> TASK TO COMPLETE:
Only lines containing the word "home" belong in the answer; copy each one from the records.

> RECORDED INFORMATION:
+ + + + +
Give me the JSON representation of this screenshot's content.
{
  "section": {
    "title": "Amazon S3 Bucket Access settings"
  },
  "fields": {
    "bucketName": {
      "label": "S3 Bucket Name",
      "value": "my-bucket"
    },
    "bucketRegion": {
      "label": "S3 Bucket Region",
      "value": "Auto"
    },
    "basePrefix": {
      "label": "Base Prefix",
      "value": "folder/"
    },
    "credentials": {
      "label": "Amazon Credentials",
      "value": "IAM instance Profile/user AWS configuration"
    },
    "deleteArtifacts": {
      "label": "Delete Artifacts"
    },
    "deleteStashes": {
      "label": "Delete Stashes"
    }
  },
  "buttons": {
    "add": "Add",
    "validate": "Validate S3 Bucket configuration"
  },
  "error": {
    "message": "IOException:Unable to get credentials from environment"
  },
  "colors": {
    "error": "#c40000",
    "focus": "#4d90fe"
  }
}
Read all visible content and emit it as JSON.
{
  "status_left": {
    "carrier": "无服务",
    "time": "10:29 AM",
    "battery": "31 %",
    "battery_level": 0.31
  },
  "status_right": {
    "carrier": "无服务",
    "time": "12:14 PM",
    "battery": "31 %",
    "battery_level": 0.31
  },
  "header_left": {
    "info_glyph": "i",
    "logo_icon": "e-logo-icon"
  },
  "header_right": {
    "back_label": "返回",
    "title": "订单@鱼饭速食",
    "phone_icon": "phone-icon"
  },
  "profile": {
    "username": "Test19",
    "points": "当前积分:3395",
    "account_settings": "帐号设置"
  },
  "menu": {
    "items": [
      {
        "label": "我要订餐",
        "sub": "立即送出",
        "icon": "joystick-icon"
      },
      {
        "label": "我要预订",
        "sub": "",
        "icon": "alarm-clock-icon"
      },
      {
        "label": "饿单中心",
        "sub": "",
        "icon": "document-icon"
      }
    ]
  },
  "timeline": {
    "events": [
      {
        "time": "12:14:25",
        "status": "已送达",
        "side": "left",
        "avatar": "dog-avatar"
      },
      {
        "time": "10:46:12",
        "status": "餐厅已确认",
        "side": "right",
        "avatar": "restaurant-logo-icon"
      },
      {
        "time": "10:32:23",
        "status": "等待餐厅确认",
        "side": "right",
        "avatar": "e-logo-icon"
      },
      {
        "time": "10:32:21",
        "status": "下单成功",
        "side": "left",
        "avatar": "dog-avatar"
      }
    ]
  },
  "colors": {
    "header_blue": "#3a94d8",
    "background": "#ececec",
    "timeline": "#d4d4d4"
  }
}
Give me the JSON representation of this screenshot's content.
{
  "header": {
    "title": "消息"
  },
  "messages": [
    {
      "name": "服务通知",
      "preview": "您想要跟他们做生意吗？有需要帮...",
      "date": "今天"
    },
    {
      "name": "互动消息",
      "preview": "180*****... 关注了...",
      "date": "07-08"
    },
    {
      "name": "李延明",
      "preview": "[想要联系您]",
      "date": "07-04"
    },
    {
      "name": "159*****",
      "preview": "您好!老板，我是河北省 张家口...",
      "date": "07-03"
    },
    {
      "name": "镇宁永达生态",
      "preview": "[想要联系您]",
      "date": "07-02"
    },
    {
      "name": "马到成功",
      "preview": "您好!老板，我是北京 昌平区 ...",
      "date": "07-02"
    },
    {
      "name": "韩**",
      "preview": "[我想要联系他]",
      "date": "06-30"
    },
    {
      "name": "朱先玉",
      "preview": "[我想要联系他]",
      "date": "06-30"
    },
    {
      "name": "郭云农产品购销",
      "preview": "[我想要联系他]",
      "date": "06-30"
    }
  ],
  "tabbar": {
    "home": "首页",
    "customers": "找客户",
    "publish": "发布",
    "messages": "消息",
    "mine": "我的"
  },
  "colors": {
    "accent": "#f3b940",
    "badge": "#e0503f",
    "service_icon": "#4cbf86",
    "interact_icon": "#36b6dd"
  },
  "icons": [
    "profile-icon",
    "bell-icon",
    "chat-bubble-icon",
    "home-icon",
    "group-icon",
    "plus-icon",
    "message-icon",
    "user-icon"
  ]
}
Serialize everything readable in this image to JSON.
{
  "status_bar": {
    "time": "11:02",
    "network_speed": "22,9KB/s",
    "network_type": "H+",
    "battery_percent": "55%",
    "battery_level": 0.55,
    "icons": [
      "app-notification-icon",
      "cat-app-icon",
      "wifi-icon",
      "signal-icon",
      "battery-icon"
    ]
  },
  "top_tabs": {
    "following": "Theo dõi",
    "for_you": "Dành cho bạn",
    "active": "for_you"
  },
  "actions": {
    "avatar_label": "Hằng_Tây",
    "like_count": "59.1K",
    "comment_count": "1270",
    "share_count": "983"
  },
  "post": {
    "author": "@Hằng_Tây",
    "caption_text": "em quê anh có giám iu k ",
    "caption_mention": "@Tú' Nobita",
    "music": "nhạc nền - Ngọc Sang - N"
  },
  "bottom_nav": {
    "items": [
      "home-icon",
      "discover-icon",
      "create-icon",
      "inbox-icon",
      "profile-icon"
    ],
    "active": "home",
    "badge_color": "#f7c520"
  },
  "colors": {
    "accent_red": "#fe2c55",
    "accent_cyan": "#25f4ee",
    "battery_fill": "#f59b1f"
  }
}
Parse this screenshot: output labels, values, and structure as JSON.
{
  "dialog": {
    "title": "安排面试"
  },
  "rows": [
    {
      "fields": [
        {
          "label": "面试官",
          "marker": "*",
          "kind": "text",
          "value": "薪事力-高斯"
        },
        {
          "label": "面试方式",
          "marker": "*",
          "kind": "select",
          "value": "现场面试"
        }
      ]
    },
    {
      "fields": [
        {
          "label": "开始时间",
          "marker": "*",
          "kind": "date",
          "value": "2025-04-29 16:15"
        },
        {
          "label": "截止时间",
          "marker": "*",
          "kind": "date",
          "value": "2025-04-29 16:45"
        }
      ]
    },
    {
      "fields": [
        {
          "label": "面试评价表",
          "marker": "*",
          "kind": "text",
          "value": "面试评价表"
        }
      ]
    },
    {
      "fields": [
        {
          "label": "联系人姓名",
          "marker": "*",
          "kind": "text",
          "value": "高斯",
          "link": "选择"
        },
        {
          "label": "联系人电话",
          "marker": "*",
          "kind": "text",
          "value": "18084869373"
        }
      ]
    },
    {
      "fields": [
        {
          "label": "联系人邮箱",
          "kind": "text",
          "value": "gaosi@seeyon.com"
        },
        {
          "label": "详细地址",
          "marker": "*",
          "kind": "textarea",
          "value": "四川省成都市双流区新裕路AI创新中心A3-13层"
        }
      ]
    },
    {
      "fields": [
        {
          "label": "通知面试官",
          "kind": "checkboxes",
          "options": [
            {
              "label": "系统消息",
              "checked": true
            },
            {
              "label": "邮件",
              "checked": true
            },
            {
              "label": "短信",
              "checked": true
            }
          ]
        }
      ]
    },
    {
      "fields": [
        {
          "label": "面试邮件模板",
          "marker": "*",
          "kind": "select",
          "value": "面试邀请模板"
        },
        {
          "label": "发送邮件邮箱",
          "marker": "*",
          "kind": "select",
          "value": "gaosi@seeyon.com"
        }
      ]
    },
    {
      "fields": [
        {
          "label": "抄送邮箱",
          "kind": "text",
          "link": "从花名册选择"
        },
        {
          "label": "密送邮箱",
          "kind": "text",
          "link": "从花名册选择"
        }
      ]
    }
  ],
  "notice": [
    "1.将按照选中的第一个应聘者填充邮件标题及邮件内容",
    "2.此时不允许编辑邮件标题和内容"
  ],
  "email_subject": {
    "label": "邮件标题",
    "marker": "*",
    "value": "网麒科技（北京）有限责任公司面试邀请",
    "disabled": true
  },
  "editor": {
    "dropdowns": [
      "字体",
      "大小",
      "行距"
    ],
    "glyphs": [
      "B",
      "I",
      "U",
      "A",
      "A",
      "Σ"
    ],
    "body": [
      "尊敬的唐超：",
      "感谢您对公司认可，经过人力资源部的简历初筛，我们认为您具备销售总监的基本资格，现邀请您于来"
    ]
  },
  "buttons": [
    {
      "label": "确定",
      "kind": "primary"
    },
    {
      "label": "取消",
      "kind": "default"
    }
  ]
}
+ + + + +
> THE COMPLETED TASK:
    "home": "首页",
    "home-icon",
      "home-icon",
    "active": "home",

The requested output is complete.